Both their frequency of contact is more regular and their length of contact more sustained than other attachment styles. They may also tend to prefer back-to-back dates or extended dates that might even last all weekend. Because they are quicker to envision how a future with you might look like, they begin to merge worlds quickly , perhaps introducing you to family and friends very soon into dating.
How To Be Good At Dating When You Have An Anxious Attachment Style
I talked about patterns couples get into and what to do about them. The Anxious, Avoidant and Fearful-Avoidant are all insecure styles but manifest that insecurity differently. This article is a brief review of what to understand about the qualities of the Anxious individual and what to do if your Anxious attachment style is interfering with dating or relationship success.
Most of us are somewhat to mostly one style or somewhat to mostly another style. Thank goodness. That gives us some wiggle room to work things out!
Anxious preoccupied. Individuals with an insecure attachment style can develop characteristics that further define why they have.
Fortunately, most people have a secure attachment, because it favors survival. Combinations, such as Secure-Anxious or Anxious-Avoidant, are three to five percent of the population. To determine your style, take this quiz designed by researcher R. Chris Fraley, PhD. Instead, you de-escalate them by problem-solving, forgiving, and apologizing. You want to be close and are able to be intimate. To maintain a positive connection, you give up your needs to please and accommodate your partner in.
You often take things personally with a negative twist and project negative outcomes. This could be explained by brain differences that have been detected among people with anxious attachments. To alleviate your anxiety, you may play games or manipulate your partner to get attention and reassurance by withdrawing, acting out emotionally, not returning calls, provoking jealousy, or by threatening to leave.
You may also become jealous of his or her attention to others and call or text frequently, even when asked not to. If you avoid closeness, your independence and self-sufficiency are more important to you than intimacy. You can enjoy closeness — to a limit.
Personal Development School

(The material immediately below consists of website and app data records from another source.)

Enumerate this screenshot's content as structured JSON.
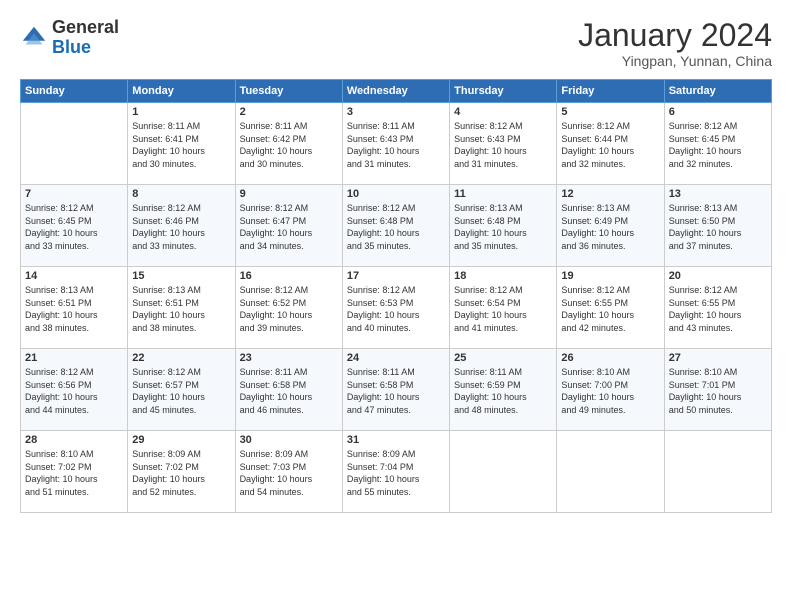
{
  "logo": {
    "general": "General",
    "blue": "Blue"
  },
  "header": {
    "month": "January 2024",
    "location": "Yingpan, Yunnan, China"
  },
  "weekdays": [
    "Sunday",
    "Monday",
    "Tuesday",
    "Wednesday",
    "Thursday",
    "Friday",
    "Saturday"
  ],
  "weeks": [
    [
      {
        "day": "",
        "info": ""
      },
      {
        "day": "1",
        "info": "Sunrise: 8:11 AM\nSunset: 6:41 PM\nDaylight: 10 hours\nand 30 minutes."
      },
      {
        "day": "2",
        "info": "Sunrise: 8:11 AM\nSunset: 6:42 PM\nDaylight: 10 hours\nand 30 minutes."
      },
      {
        "day": "3",
        "info": "Sunrise: 8:11 AM\nSunset: 6:43 PM\nDaylight: 10 hours\nand 31 minutes."
      },
      {
        "day": "4",
        "info": "Sunrise: 8:12 AM\nSunset: 6:43 PM\nDaylight: 10 hours\nand 31 minutes."
      },
      {
        "day": "5",
        "info": "Sunrise: 8:12 AM\nSunset: 6:44 PM\nDaylight: 10 hours\nand 32 minutes."
      },
      {
        "day": "6",
        "info": "Sunrise: 8:12 AM\nSunset: 6:45 PM\nDaylight: 10 hours\nand 32 minutes."
      }
    ],
    [
      {
        "day": "7",
        "info": "Sunrise: 8:12 AM\nSunset: 6:45 PM\nDaylight: 10 hours\nand 33 minutes."
      },
      {
        "day": "8",
        "info": "Sunrise: 8:12 AM\nSunset: 6:46 PM\nDaylight: 10 hours\nand 33 minutes."
      },
      {
        "day": "9",
        "info": "Sunrise: 8:12 AM\nSunset: 6:47 PM\nDaylight: 10 hours\nand 34 minutes."
      },
      {
        "day": "10",
        "info": "Sunrise: 8:12 AM\nSunset: 6:48 PM\nDaylight: 10 hours\nand 35 minutes."
      },
      {
        "day": "11",
        "info": "Sunrise: 8:13 AM\nSunset: 6:48 PM\nDaylight: 10 hours\nand 35 minutes."
      },
      {
        "day": "12",
        "info": "Sunrise: 8:13 AM\nSunset: 6:49 PM\nDaylight: 10 hours\nand 36 minutes."
      },
      {
        "day": "13",
        "info": "Sunrise: 8:13 AM\nSunset: 6:50 PM\nDaylight: 10 hours\nand 37 minutes."
      }
    ],
    [
      {
        "day": "14",
        "info": "Sunrise: 8:13 AM\nSunset: 6:51 PM\nDaylight: 10 hours\nand 38 minutes."
      },
      {
        "day": "15",
        "info": "Sunrise: 8:13 AM\nSunset: 6:51 PM\nDaylight: 10 hours\nand 38 minutes."
      },
      {
        "day": "16",
        "info": "Sunrise: 8:12 AM\nSunset: 6:52 PM\nDaylight: 10 hours\nand 39 minutes."
      },
      {
        "day": "17",
        "info": "Sunrise: 8:12 AM\nSunset: 6:53 PM\nDaylight: 10 hours\nand 40 minutes."
      },
      {
        "day": "18",
        "info": "Sunrise: 8:12 AM\nSunset: 6:54 PM\nDaylight: 10 hours\nand 41 minutes."
      },
      {
        "day": "19",
        "info": "Sunrise: 8:12 AM\nSunset: 6:55 PM\nDaylight: 10 hours\nand 42 minutes."
      },
      {
        "day": "20",
        "info": "Sunrise: 8:12 AM\nSunset: 6:55 PM\nDaylight: 10 hours\nand 43 minutes."
      }
    ],
    [
      {
        "day": "21",
        "info": "Sunrise: 8:12 AM\nSunset: 6:56 PM\nDaylight: 10 hours\nand 44 minutes."
      },
      {
        "day": "22",
        "info": "Sunrise: 8:12 AM\nSunset: 6:57 PM\nDaylight: 10 hours\nand 45 minutes."
      },
      {
        "day": "23",
        "info": "Sunrise: 8:11 AM\nSunset: 6:58 PM\nDaylight: 10 hours\nand 46 minutes."
      },
      {
        "day": "24",
        "info": "Sunrise: 8:11 AM\nSunset: 6:58 PM\nDaylight: 10 hours\nand 47 minutes."
      },
      {
        "day": "25",
        "info": "Sunrise: 8:11 AM\nSunset: 6:59 PM\nDaylight: 10 hours\nand 48 minutes."
      },
      {
        "day": "26",
        "info": "Sunrise: 8:10 AM\nSunset: 7:00 PM\nDaylight: 10 hours\nand 49 minutes."
      },
      {
        "day": "27",
        "info": "Sunrise: 8:10 AM\nSunset: 7:01 PM\nDaylight: 10 hours\nand 50 minutes."
      }
    ],
    [
      {
        "day": "28",
        "info": "Sunrise: 8:10 AM\nSunset: 7:02 PM\nDaylight: 10 hours\nand 51 minutes."
      },
      {
        "day": "29",
        "info": "Sunrise: 8:09 AM\nSunset: 7:02 PM\nDaylight: 10 hours\nand 52 minutes."
      },
      {
        "day": "30",
        "info": "Sunrise: 8:09 AM\nSunset: 7:03 PM\nDaylight: 10 hours\nand 54 minutes."
      },
      {
        "day": "31",
        "info": "Sunrise: 8:09 AM\nSunset: 7:04 PM\nDaylight: 10 hours\nand 55 minutes."
      },
      {
        "day": "",
        "info": ""
      },
      {
        "day": "",
        "info": ""
      },
      {
        "day": "",
        "info": ""
      }
    ]
  ]
}
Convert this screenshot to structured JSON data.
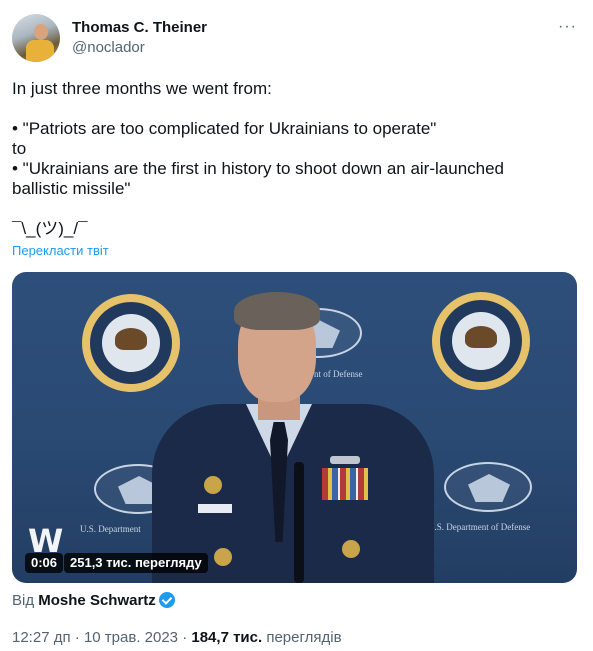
{
  "author": {
    "name": "Thomas C. Theiner",
    "handle": "@noclador",
    "more_icon": "more-horizontal-icon",
    "more_glyph": "···"
  },
  "tweet": {
    "lines": [
      "In just three months we went from:",
      "",
      "• \"Patriots are too complicated for Ukrainians to operate\"",
      "to",
      "• \"Ukrainians are the first in history to shoot down an air-launched",
      "ballistic missile\"",
      "",
      "¯\\_(ツ)_/¯"
    ],
    "translate_label": "Перекласти твіт"
  },
  "media": {
    "video_time": "0:06",
    "video_views": "251,3 тис. перегляду",
    "watermark_logo": "W",
    "backdrop_label_left": "U.S. Department",
    "backdrop_label_center": "nt of Defense",
    "backdrop_label_right": "U.S. Department of Defense"
  },
  "attribution": {
    "prefix": "Від",
    "source_name": "Moshe Schwartz",
    "verified_icon": "verified-badge-icon"
  },
  "meta": {
    "time": "12:27 дп",
    "separator": "·",
    "date": "10 трав. 2023",
    "view_count": "184,7 тис.",
    "view_label": "переглядів"
  },
  "colors": {
    "link": "#1d9bf0",
    "text": "#0f1419",
    "muted": "#536471"
  }
}
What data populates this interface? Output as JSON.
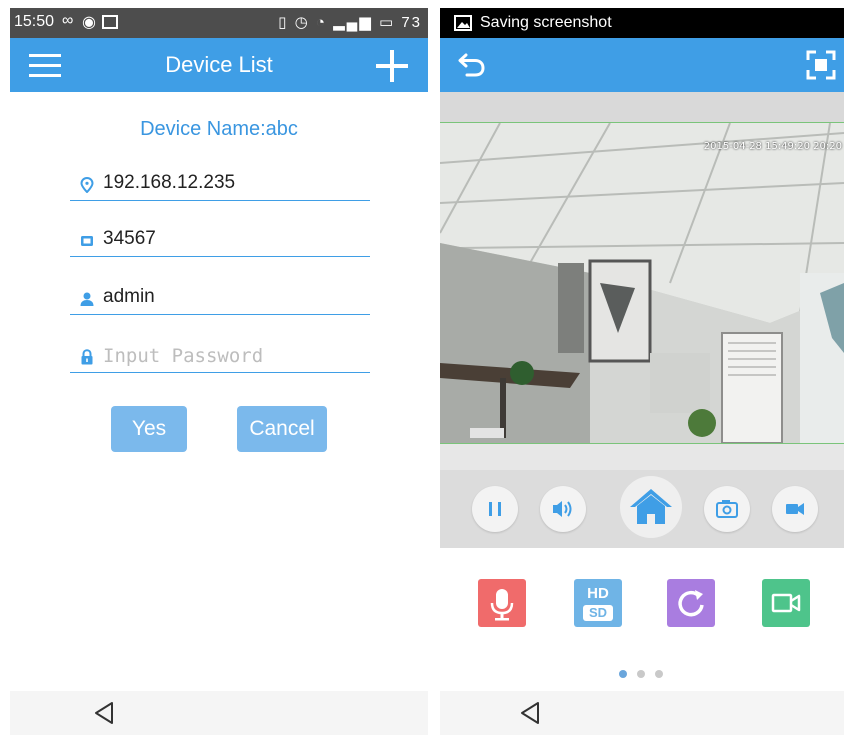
{
  "left_screen": {
    "status_bar": {
      "time": "15:50",
      "battery": "73"
    },
    "app_bar": {
      "title": "Device List"
    },
    "device_name": "Device Name:abc",
    "fields": {
      "ip": {
        "value": "192.168.12.235",
        "icon": "location-pin-icon"
      },
      "port": {
        "value": "34567",
        "icon": "port-icon"
      },
      "username": {
        "value": "admin",
        "icon": "user-icon"
      },
      "password": {
        "placeholder": "Input Password",
        "icon": "lock-icon"
      }
    },
    "buttons": {
      "yes": "Yes",
      "cancel": "Cancel"
    }
  },
  "right_screen": {
    "status_bar": {
      "notification": "Saving screenshot"
    },
    "video": {
      "timestamp": "2015-04-28 15:49:20 20:20"
    },
    "controls": [
      "pause-icon",
      "volume-icon",
      "home-icon",
      "camera-icon",
      "video-record-icon"
    ],
    "features": {
      "microphone": {
        "color": "#f06b6b"
      },
      "quality": {
        "color": "#6fb4e6",
        "top_label": "HD",
        "bottom_label": "SD"
      },
      "rotate": {
        "color": "#a97de0"
      },
      "video_call": {
        "color": "#4ec48b"
      }
    },
    "pager": {
      "active_index": 0,
      "count": 3
    }
  },
  "colors": {
    "accent": "#3f9ee6",
    "button": "#7bb9ec"
  }
}
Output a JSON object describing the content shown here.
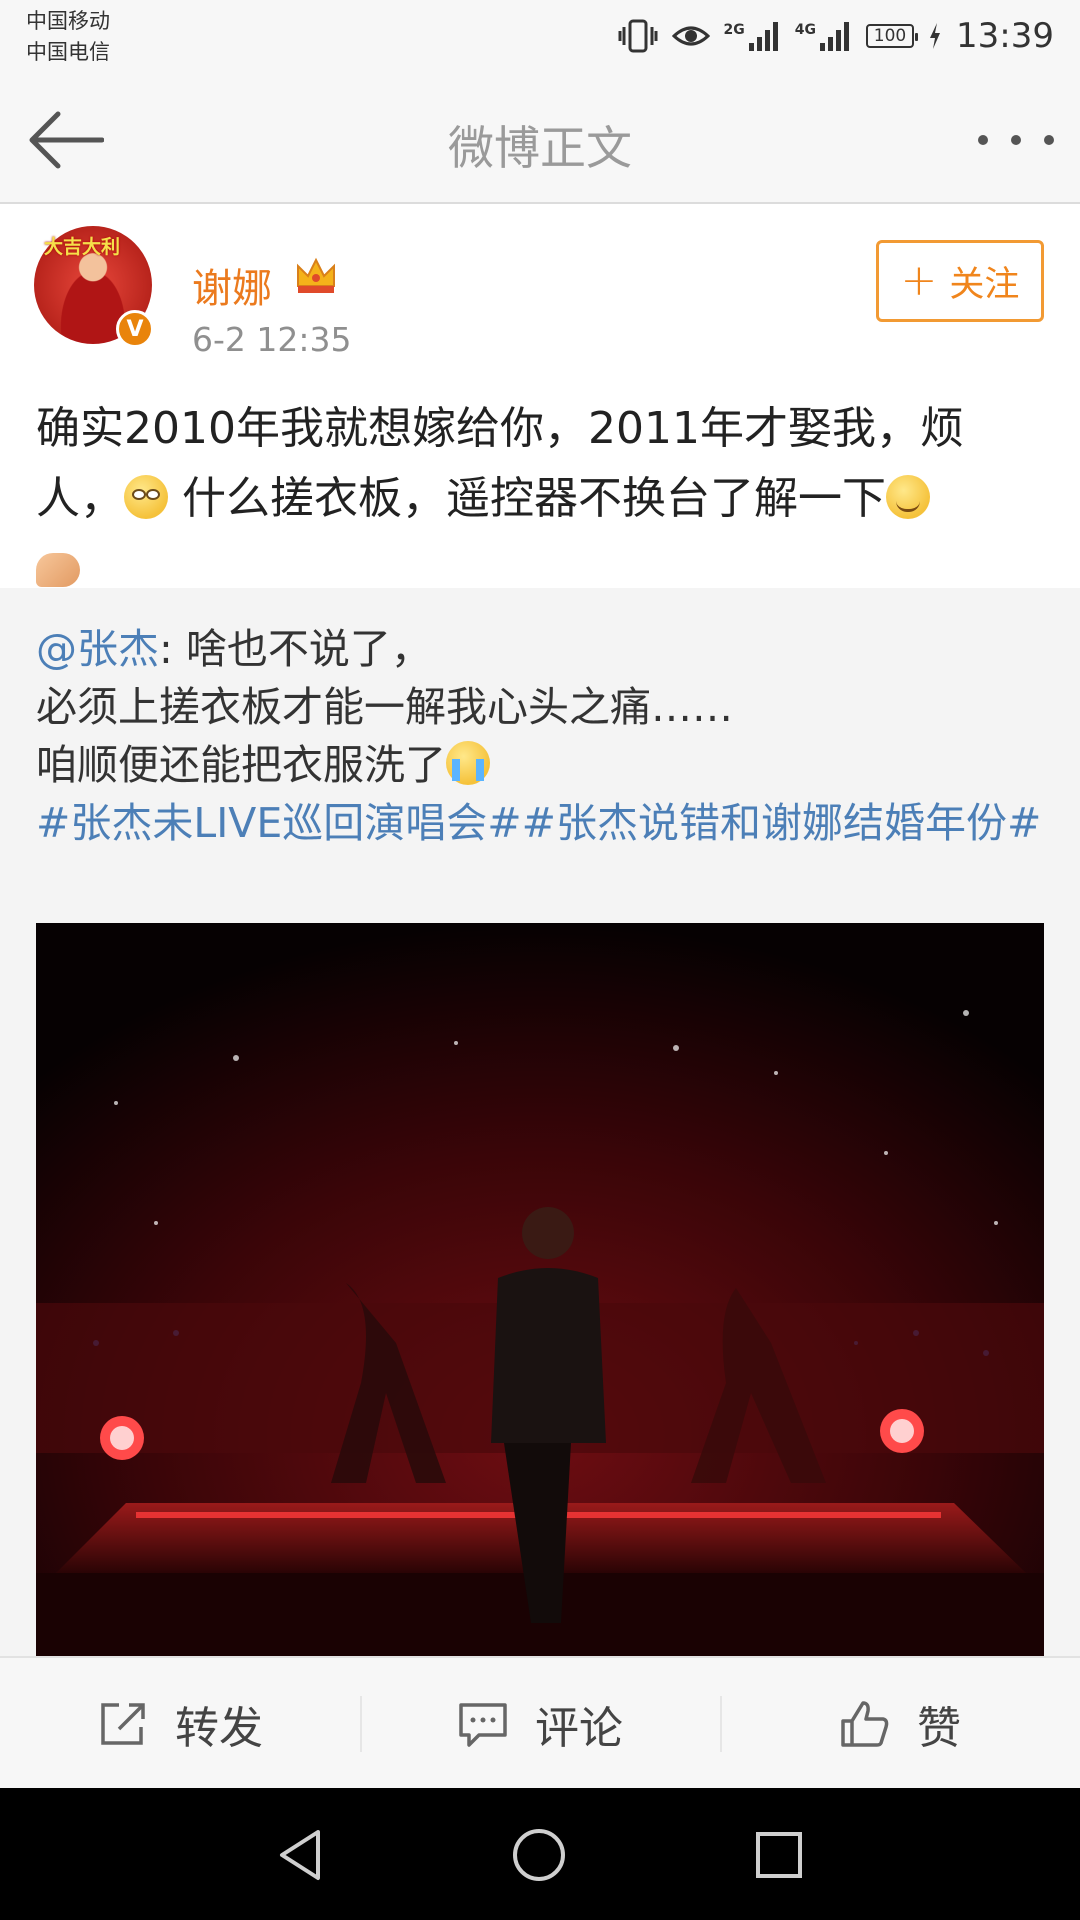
{
  "status_bar": {
    "carrier1": "中国移动",
    "carrier2": "中国电信",
    "net1": "2G",
    "net2": "4G",
    "battery": "100",
    "time": "13:39",
    "icons": [
      "vibrate-icon",
      "eye-icon",
      "signal-icon",
      "charging-icon"
    ]
  },
  "nav": {
    "title": "微博正文",
    "back_icon": "arrow-left-icon",
    "more_icon": "more-dots-icon"
  },
  "post": {
    "username": "谢娜",
    "time": "6-2 12:35",
    "follow_label": "关注",
    "text_part1": "确实2010年我就想嫁给你，2011年才娶我，烦人，",
    "text_part2": " 什么搓衣板，遥控器不换台了解一下",
    "avatar_caption": "大吉大利"
  },
  "repost": {
    "mention": "@张杰",
    "line1": ": 啥也不说了，",
    "line2": "必须上搓衣板才能一解我心头之痛……",
    "line3": "咱顺便还能把衣服洗了",
    "hashtags": "#张杰未LIVE巡回演唱会##张杰说错和谢娜结婚年份#"
  },
  "actions": {
    "repost": "转发",
    "comment": "评论",
    "like": "赞"
  },
  "colors": {
    "accent_orange": "#f0851c",
    "link_blue": "#4c7fb7",
    "title_gray": "#9a9a9a"
  }
}
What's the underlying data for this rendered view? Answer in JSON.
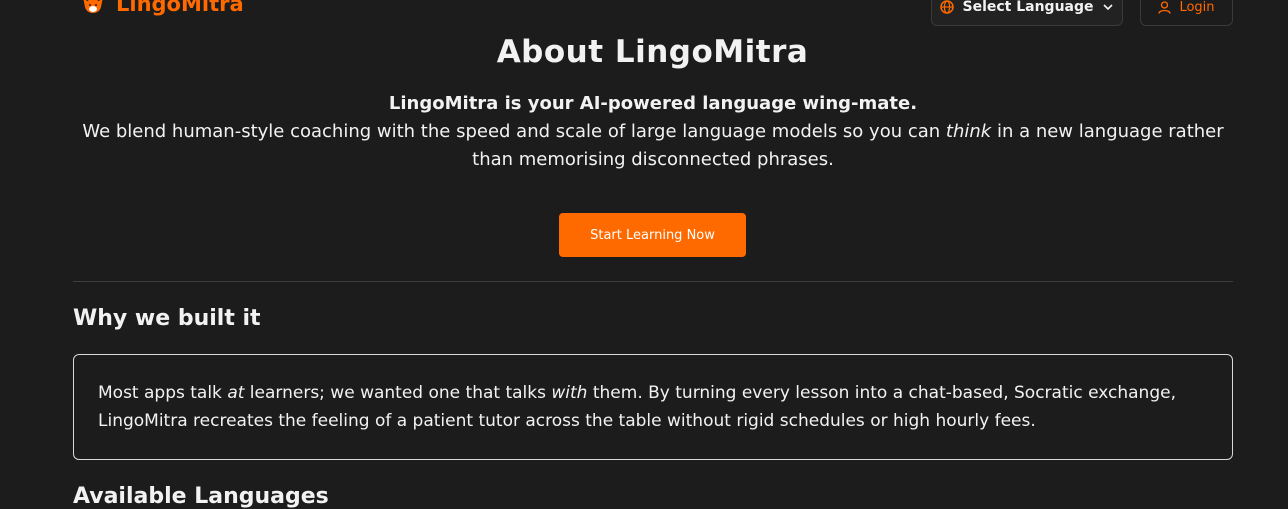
{
  "header": {
    "brand_name": "LingoMitra",
    "language_button_label": "Select Language",
    "login_label": "Login"
  },
  "hero": {
    "title": "About LingoMitra",
    "lead": "LingoMitra is your AI-powered language wing-mate.",
    "body_before": "We blend human-style coaching with the speed and scale of large language models so you can ",
    "body_emphasis": "think",
    "body_after": " in a new language rather than memorising disconnected phrases.",
    "cta_label": "Start Learning Now"
  },
  "why": {
    "heading": "Why we built it",
    "text_1": "Most apps talk ",
    "text_2": "at",
    "text_3": " learners; we wanted one that talks ",
    "text_4": "with",
    "text_5": " them. By turning every lesson into a chat-based, Socratic exchange, LingoMitra recreates the feeling of a patient tutor across the table without rigid schedules or high hourly fees."
  },
  "languages": {
    "heading": "Available Languages"
  },
  "colors": {
    "accent": "#ff6a00",
    "background": "#1c1c1c"
  },
  "icons": {
    "logo": "fox-logo",
    "language": "globe-icon",
    "dropdown": "chevron-down-icon",
    "login": "user-icon"
  }
}
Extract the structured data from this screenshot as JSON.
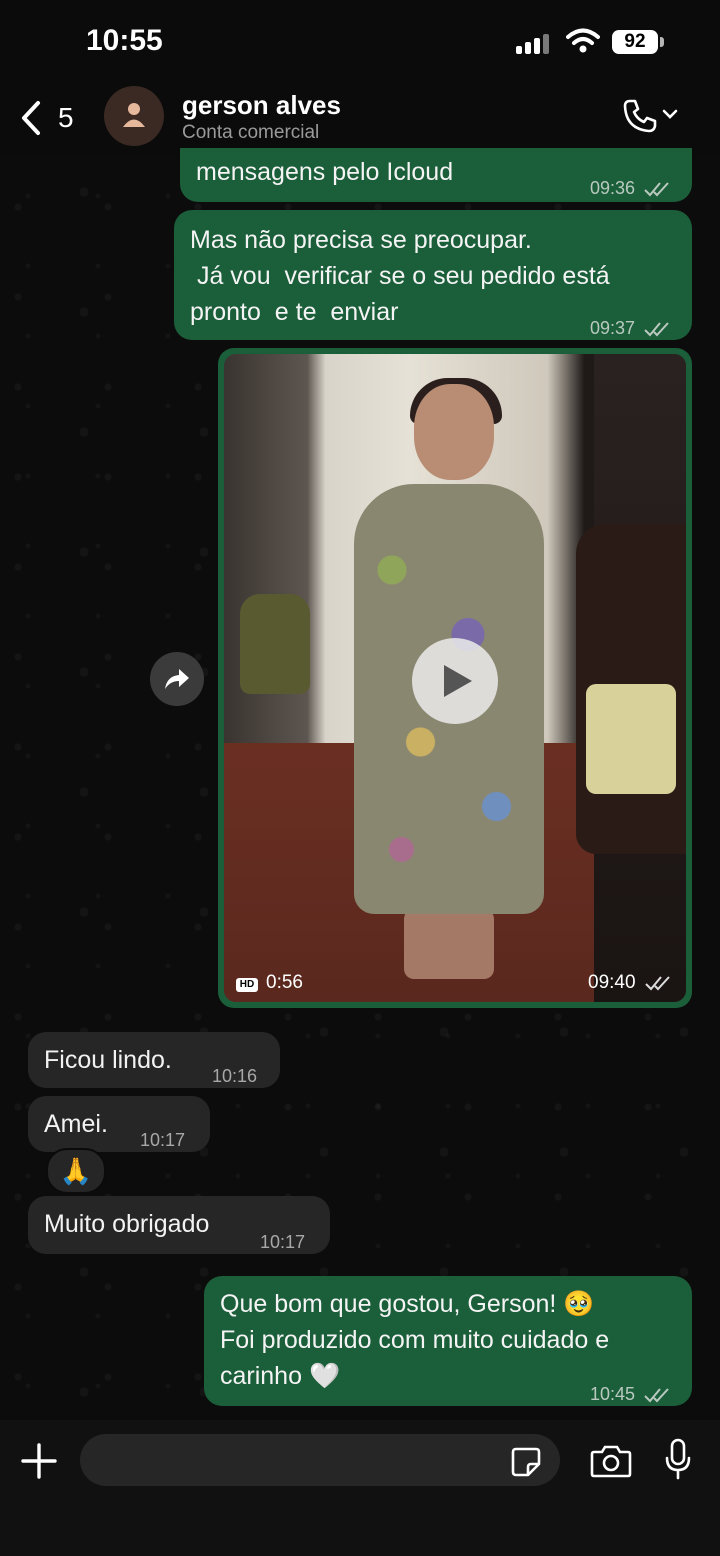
{
  "status_bar": {
    "time": "10:55",
    "battery": "92"
  },
  "header": {
    "back_count": "5",
    "contact_name": "gerson alves",
    "contact_subtitle": "Conta comercial",
    "icons": [
      "back-chevron-icon",
      "avatar-person-icon",
      "phone-icon",
      "chevron-down-icon"
    ]
  },
  "messages": [
    {
      "direction": "out",
      "text": "mensagens pelo Icloud",
      "time": "09:36",
      "status": "read"
    },
    {
      "direction": "out",
      "lines": [
        "Mas não precisa se preocupar.",
        " Já vou  verificar se o seu pedido está",
        "pronto  e te  enviar"
      ],
      "time": "09:37",
      "status": "read"
    },
    {
      "direction": "out",
      "type": "video",
      "hd_label": "HD",
      "duration": "0:56",
      "time": "09:40",
      "status": "read"
    },
    {
      "direction": "in",
      "text": "Ficou lindo.",
      "time": "10:16"
    },
    {
      "direction": "in",
      "text": "Amei.",
      "time": "10:17",
      "reaction": "🙏"
    },
    {
      "direction": "in",
      "text": "Muito obrigado",
      "time": "10:17"
    },
    {
      "direction": "out",
      "lines": [
        "Que bom que gostou, Gerson! 🥹",
        "Foi produzido com muito cuidado e",
        "carinho 🤍"
      ],
      "time": "10:45",
      "status": "read"
    }
  ],
  "composer": {
    "placeholder": ""
  },
  "colors": {
    "outgoing_bubble": "#1b5e3a",
    "incoming_bubble": "#262626",
    "background": "#0b0b0b"
  }
}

If a child grows up with consistency, reliability, and safety, they will likely have a secure style of attachment. People can develop a secure attachment style or one of three types of insecure styles of attachment avoidant, ambivalent, and disorganized. When adults with secure attachments look back on their childhood, they usually feel that someone reliable was always available to them.
Secure, fearful, preoccupied, and dismissing styles of adult attachment are based on the respective levels of attachment avoidance and anxiety.
Have you ever been on a series of dates with someone, had amazing chemistry, laughed all night, and appeared to be forming a connection, only to have them ghost on you? Or is your current partner’s ongoing behavior best described as “hot-and-cold” and it’s driving you crazy? The answer may lie in their attachment style. Everyone has an attachment style that influences their behavior when it comes to forming and maintaining romantic relationships.
Knowing your attachment style and that of your partner’s can help you develop a better, more sustainable connection if both of you are willing to work together. Our attachment systems are hard-wired into our brains from our life experiences and exist so that we’re able to get our needs for security and acceptance met. Our attachment system is always active, keeping track of how close and attuned our attachment figures are. When we’re adults, our attachment figures shift from our parents or other trusted caregivers to our partners.
There are four main types of attachment styles: secure, anxious-preoccupied, dismissive-avoidant, and fearful-avoidant.